* _What you need to do_
In the listing below, how many lines include "JSON"? Give the number and no other text.

* _Supplied data_
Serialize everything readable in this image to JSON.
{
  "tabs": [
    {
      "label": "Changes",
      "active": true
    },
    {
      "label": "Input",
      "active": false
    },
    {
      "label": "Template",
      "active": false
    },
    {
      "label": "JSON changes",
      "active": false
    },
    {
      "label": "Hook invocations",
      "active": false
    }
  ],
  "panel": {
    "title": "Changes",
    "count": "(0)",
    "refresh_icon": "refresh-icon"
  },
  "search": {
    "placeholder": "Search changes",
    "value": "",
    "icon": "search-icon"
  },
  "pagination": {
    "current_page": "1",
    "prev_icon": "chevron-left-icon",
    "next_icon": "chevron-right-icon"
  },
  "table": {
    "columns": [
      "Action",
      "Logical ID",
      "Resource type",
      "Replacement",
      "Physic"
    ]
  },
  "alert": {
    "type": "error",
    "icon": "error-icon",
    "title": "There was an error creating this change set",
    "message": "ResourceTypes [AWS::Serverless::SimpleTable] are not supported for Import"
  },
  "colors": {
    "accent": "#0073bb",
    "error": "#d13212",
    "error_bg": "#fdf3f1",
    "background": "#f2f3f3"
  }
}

* _Your response_
2